Desensitised (Boston Tragedy)
Like millions of others around the world, I went to bed with a little less hope in humanity last night. That what was meant to be a fun day at the Boston Marathon resulted in many injuries and 3 deaths because of 2 bombs, really doesn’t sit well with me.
At the same time, though, I was encouraged. Virtually my entire twitter stream was dedicated to the victims, families, organisers, police services etc that have been directly affected. Prayers have been offered. Shock and horror has been expressed. Political statements have been made.
But did you know that while 2 bombs went off in first world Boston yesterday, a series of bombs were detonated in Baghdad, Tuz Khurmatu, Kirkuk and Nasariyah yesterday killing 31 people and injuring at least 200?
Don’t feel bad that you didn’t know. Most of the world glossed over that headline and headed straight for Boston bombing. What does this say about us people?
And I don’t mean that in a “what does this say about our hearts” kind of way. I mean, what does it say about us psychologically?
Here’s another example. I sometimes go read the online newspaper of my hometown. Yesterday there was a headline about a little boy that drowned in a swimming pool at a school I am familiar with. I know staff at the school, I know students who went to the school. I read the article. However, on the 31st of December this year thousands of people will descend upon Eastern Beach in East London. It is both a tradition and a cultural thing for rural, Xhosa, Eastern Cape. Kids will drown. They always do. I never read the articles.
I’m worried about the concept of desensitisation. I’m worried that because we are so used to hearing of bombs in Iraq, we no longer care. I’m worried that because we see car accidents on the N1 every day, we drive by without sparing a thought for the families. I’m worried that cancer and AIDS have become such common deseases that we don’t really think about them too much, unless we are affected directly.
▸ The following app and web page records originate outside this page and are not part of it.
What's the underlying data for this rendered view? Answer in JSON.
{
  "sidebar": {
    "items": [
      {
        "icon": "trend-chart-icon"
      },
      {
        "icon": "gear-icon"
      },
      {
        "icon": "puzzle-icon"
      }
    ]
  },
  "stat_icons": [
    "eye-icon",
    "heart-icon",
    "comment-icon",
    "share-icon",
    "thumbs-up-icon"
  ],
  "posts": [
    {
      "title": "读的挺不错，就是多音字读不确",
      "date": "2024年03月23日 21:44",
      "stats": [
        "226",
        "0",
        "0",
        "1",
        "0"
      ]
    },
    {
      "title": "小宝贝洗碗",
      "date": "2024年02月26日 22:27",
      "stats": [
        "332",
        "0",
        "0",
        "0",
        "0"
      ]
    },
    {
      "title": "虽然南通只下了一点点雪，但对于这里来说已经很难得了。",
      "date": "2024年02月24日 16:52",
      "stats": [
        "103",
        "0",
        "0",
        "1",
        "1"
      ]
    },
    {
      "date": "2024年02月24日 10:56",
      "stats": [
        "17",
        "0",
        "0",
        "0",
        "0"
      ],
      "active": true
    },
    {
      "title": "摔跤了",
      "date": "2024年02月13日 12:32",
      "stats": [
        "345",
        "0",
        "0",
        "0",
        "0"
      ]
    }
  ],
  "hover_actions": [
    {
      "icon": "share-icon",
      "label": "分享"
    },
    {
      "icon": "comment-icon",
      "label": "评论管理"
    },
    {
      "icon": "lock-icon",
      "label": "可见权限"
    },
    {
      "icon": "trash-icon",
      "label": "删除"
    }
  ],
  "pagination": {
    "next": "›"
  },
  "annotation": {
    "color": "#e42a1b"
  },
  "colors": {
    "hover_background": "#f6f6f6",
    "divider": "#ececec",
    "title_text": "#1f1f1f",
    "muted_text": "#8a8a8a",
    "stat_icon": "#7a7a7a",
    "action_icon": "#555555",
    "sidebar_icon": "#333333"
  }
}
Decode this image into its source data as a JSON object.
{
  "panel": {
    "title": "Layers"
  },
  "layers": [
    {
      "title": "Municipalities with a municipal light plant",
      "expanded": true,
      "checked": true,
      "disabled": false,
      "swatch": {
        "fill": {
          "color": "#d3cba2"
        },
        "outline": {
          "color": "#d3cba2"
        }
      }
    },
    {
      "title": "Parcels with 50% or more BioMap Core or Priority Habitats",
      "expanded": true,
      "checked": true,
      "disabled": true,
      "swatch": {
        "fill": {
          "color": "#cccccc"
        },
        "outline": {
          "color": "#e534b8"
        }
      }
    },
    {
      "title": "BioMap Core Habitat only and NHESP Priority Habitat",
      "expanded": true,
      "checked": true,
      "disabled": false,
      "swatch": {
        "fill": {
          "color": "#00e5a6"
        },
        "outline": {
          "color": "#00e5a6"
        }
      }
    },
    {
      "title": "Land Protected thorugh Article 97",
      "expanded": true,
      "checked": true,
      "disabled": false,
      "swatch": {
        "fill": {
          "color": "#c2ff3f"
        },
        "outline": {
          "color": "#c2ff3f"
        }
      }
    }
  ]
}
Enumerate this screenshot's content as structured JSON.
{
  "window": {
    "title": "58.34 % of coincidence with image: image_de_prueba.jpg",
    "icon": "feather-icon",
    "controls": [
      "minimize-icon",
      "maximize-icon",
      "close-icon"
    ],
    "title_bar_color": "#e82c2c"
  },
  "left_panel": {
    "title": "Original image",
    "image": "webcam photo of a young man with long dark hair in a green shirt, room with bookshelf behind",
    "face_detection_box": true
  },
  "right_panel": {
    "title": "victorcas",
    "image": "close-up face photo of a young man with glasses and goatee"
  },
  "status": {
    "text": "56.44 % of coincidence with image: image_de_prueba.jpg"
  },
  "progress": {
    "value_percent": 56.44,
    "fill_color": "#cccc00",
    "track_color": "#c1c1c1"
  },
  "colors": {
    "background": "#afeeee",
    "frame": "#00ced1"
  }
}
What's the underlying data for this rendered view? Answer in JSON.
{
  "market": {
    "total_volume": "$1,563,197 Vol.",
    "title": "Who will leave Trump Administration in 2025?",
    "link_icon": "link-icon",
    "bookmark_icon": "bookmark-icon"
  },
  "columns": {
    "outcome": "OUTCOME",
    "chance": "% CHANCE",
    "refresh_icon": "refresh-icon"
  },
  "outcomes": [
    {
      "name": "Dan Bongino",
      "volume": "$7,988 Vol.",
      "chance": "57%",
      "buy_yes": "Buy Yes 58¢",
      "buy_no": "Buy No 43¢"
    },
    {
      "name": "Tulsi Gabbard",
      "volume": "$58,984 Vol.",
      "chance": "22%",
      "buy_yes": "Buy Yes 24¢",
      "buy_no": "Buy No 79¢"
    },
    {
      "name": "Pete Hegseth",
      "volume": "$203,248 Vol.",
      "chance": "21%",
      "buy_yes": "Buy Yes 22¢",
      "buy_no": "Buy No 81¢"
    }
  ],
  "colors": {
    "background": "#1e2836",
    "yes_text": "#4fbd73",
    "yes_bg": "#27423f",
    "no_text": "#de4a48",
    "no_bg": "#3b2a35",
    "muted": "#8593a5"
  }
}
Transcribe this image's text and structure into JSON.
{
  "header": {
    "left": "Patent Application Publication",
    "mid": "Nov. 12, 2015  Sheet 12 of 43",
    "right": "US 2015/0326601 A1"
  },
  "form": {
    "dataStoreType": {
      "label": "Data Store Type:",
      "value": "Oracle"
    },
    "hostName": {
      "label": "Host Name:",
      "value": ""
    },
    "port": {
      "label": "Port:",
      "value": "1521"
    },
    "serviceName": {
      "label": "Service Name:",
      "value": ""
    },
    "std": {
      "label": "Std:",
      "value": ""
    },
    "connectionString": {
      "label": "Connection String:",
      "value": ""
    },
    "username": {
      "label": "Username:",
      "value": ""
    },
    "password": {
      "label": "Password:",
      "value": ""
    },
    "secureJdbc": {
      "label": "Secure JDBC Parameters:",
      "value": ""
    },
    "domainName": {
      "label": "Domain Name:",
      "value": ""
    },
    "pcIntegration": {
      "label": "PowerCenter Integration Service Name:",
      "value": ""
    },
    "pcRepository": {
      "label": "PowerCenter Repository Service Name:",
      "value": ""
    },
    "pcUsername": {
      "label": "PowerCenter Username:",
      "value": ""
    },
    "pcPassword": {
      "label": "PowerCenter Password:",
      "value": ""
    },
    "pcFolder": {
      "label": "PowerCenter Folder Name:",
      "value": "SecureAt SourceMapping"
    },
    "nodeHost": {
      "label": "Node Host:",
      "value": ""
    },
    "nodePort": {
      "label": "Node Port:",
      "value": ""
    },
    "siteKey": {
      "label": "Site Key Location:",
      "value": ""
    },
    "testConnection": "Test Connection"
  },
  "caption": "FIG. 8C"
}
What happened in Boston is horrible. It shouldn’t have happened, whatever the reason. What happened in Iraq is horrible. It shouldn’t have happened, whatever the reason. But why am I struggling to have the same amount of horror for the latter as I do for the former?